Post by Sputnick » Wed Nov 19, 2008 8:24 pm

Chris Peterson wrote:
Sputnick wrote:I just read that Technetium has a half life of 2 million years .. "far shorter than the age and life expectancy of the stars in which we observe it." ('peculiar' Red Giants. To me this is another example that the current 'concensus' if there is one, supporting Big Bang and theorized ages of stars and universe, is based on supposition rather than observation.
I don't understand what you are getting at. Technetium stars are seen as evidence supporting the theory of stellar nucleosynthesis- in fact, their discovery provided the first direct evidence of the formation of heavy elements from lighter ones inside stars. There's really no connection between the BBT and the existence of technetium in stars.

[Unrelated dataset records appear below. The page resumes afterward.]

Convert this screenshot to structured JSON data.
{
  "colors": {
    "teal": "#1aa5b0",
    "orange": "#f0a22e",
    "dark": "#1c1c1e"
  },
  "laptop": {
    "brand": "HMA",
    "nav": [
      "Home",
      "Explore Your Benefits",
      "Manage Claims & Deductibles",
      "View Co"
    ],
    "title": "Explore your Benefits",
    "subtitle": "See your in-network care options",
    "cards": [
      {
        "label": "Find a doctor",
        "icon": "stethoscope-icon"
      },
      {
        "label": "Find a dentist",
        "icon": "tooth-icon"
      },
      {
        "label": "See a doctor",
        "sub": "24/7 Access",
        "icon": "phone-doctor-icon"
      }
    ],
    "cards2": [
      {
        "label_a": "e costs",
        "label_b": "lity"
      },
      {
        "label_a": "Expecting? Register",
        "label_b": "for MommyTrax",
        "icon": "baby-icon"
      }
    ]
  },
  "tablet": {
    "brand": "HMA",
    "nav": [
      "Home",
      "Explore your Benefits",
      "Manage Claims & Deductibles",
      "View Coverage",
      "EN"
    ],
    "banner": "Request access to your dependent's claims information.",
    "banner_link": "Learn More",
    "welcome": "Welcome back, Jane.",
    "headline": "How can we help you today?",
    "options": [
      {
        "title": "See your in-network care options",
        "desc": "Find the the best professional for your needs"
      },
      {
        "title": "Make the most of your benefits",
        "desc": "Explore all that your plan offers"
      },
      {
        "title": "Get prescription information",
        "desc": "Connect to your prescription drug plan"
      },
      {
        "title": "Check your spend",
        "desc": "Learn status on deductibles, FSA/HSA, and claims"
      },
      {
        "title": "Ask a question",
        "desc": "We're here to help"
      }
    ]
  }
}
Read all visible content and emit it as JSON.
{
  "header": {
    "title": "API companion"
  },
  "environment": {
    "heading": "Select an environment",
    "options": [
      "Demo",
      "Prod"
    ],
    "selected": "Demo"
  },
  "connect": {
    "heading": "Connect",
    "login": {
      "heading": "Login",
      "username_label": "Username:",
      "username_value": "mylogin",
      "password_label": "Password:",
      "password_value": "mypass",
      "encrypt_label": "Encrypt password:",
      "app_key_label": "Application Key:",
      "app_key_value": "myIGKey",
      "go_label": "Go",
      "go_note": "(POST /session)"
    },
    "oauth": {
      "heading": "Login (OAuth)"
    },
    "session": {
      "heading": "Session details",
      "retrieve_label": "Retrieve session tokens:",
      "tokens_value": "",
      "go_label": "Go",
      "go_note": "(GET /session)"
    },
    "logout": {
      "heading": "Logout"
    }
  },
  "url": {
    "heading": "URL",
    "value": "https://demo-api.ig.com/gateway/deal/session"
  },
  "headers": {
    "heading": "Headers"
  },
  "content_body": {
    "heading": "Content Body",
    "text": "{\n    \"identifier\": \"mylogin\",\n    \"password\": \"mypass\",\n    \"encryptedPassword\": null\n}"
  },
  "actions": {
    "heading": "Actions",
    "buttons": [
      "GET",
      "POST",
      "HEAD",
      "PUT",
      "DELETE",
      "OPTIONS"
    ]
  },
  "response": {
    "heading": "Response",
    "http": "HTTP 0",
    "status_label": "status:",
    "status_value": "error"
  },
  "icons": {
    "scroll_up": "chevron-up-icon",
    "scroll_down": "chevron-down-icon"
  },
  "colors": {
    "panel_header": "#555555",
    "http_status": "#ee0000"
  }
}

If the age of the Red Giants has been measured accurately as astrophysicists say it has, and if the age of the universe has been measured accurately as it is said to have been, then there should be no technitium remaining in those Red Giants .. therefore, the ages have been measured wrong to a huge, huge, huge degree. Perhaps the universe is only 6,777 years old after all (just kidding about the last part of this post).
If man were made to fly he wouldn't need alcohol .. lots and lots and lots of alcohol to get through the furors while maintaining the fervors.